volatility of the equity market relative to the government bond rate.
Standard Deviation in Bovespa = 21%
Standard Deviation in Brazilian government bond= 14%
Default spread on Brazilian Bond= 1.75%
Total equity risk premium for Brazil = 5% + 1.75% (21/14) = 7.63%
Approach 2: Estimate an implied equity risk premium for
From Country Risk Premiums to Corporate Equity Risk
Approach 1: Assume that every company in the country is equally exposed to
country risk. In this case,
E(Return) = Riskfree Rate + Country ERP + Beta (US premium)
Implicitly, this is what you are assuming when you use the local Government’s dollar
borrowing rate as your riskfree rate.
Approach 2: Assume that a company’s exposure to country risk is similar to
its exposure to other market risk.
E(Return) = Riskfree Rate + Beta (US premium + Country ERP)
Approach 3: Treat country risk as a separate risk factor and allow firms to
have different exposures to country risk (perhaps based upon the proportion of
their revenues come from non-domestic sales)
E(Return)=Riskfree Rate+ (US premium) + (Country ERP)
ERP: Equity Risk Premium
Estimating Company Exposure to Country Risk:
Source of revenues: Other things remaining equal, a company should be more
exposed to risk in a country if it generates more of its revenues from that
country.
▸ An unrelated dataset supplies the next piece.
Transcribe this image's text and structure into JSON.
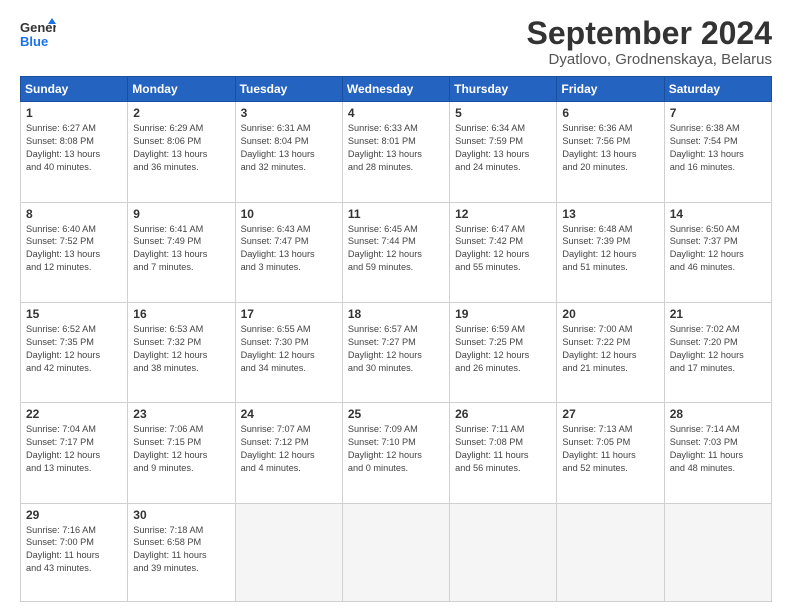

A Brazilian firm that generates the bulk of its revenues in Brazil
should be more exposed to country risk than one that generates a smaller
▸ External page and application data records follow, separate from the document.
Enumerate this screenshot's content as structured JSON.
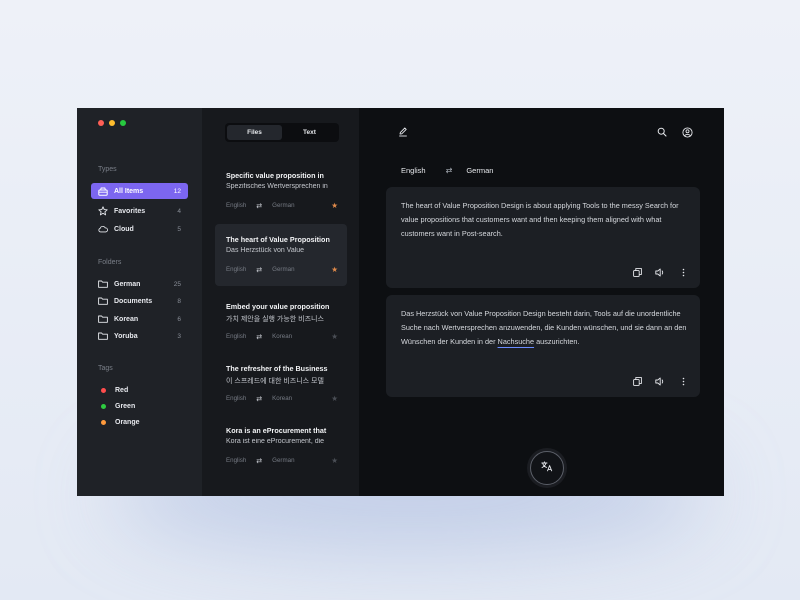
{
  "window": {
    "traffic_lights": [
      {
        "name": "close",
        "color": "#ff5f56"
      },
      {
        "name": "minimize",
        "color": "#ffbd2e"
      },
      {
        "name": "zoom",
        "color": "#27c93f"
      }
    ]
  },
  "sidebar": {
    "types_title": "Types",
    "types": [
      {
        "label": "All Items",
        "count": "12",
        "icon": "inbox-icon",
        "active": true
      },
      {
        "label": "Favorites",
        "count": "4",
        "icon": "star-icon",
        "active": false
      },
      {
        "label": "Cloud",
        "count": "5",
        "icon": "cloud-icon",
        "active": false
      }
    ],
    "folders_title": "Folders",
    "folders": [
      {
        "label": "German",
        "count": "25",
        "icon": "folder-icon"
      },
      {
        "label": "Documents",
        "count": "8",
        "icon": "folder-icon"
      },
      {
        "label": "Korean",
        "count": "6",
        "icon": "folder-icon"
      },
      {
        "label": "Yoruba",
        "count": "3",
        "icon": "folder-icon"
      }
    ],
    "tags_title": "Tags",
    "tags": [
      {
        "label": "Red",
        "color": "#ff4d4d"
      },
      {
        "label": "Green",
        "color": "#2ecc40"
      },
      {
        "label": "Orange",
        "color": "#ff9a3c"
      }
    ]
  },
  "list": {
    "tabs": [
      {
        "label": "Files",
        "active": true
      },
      {
        "label": "Text",
        "active": false
      }
    ],
    "items": [
      {
        "title": "Specific value proposition in",
        "subtitle": "Spezifisches Wertversprechen in",
        "from": "English",
        "to": "German",
        "favorite": true,
        "selected": false
      },
      {
        "title": "The heart of Value Proposition",
        "subtitle": "Das Herzstück von Value",
        "from": "English",
        "to": "German",
        "favorite": true,
        "selected": true
      },
      {
        "title": "Embed your value proposition",
        "subtitle": "가치 제안을 실행 가능한 비즈니스",
        "from": "English",
        "to": "Korean",
        "favorite": false,
        "selected": false
      },
      {
        "title": "The refresher of the Business",
        "subtitle": "이 스프레드에 대한 비즈니스 모델",
        "from": "English",
        "to": "Korean",
        "favorite": false,
        "selected": false
      },
      {
        "title": "Kora is an eProcurement that",
        "subtitle": "Kora ist eine eProcurement, die",
        "from": "English",
        "to": "German",
        "favorite": false,
        "selected": false
      }
    ]
  },
  "main": {
    "source_lang": "English",
    "target_lang": "German",
    "source_text": "The heart of Value Proposition Design is about applying Tools to the messy Search for value propositions that customers want and then keeping them aligned with what customers want in Post-search.",
    "target_text_before": "Das Herzstück von Value Proposition Design besteht darin, Tools auf die unordentliche Suche nach Wertversprechen anzuwenden, die Kunden wünschen, und sie dann an den Wünschen der Kunden in der ",
    "target_text_highlight": "Nachsuche",
    "target_text_after": " auszurichten."
  },
  "colors": {
    "accent": "#7c66f0",
    "favorite_star": "#e08a4a"
  }
}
percent of its business within Brazil.
Manufacturing facilities: Other things remaining equal, a firm that has all of
its production facilities in Brazil should be more exposed to country risk than
one which has production facilities spread over multiple countries. The
problem will be accented for companies that cannot move their production
facilities (mining and petroleum companies, for instance).
Use of risk management products: Companies can use both options/futures
markets and insurance to hedge some or a significant portion of country risk.
Estimating Lambdas: The Revenue Approach
The easiest and most accessible data is on revenues. Most companies break their
revenues down by region.
= % of revenues domesticallyfirm/ % of revenues domesticallyavg firm
Consider, for instance, Embraer and Embratel, both of which are incorporated and
traded in Brazil. Embraer gets 3% of its revenues from Brazil whereas Embratel gets
almost all of its revenues in Brazil. The average Brazilian company gets about 77% of
its revenues in Brazil:
LambdaEmbraer = 3%/ 77% = .04
LambdaEmbratel = 100%/77% = 1.30
There are two implications
A company’s risk exposure is determined by where it does business and not by where it is
Firms might be able to actively manage their country risk exposure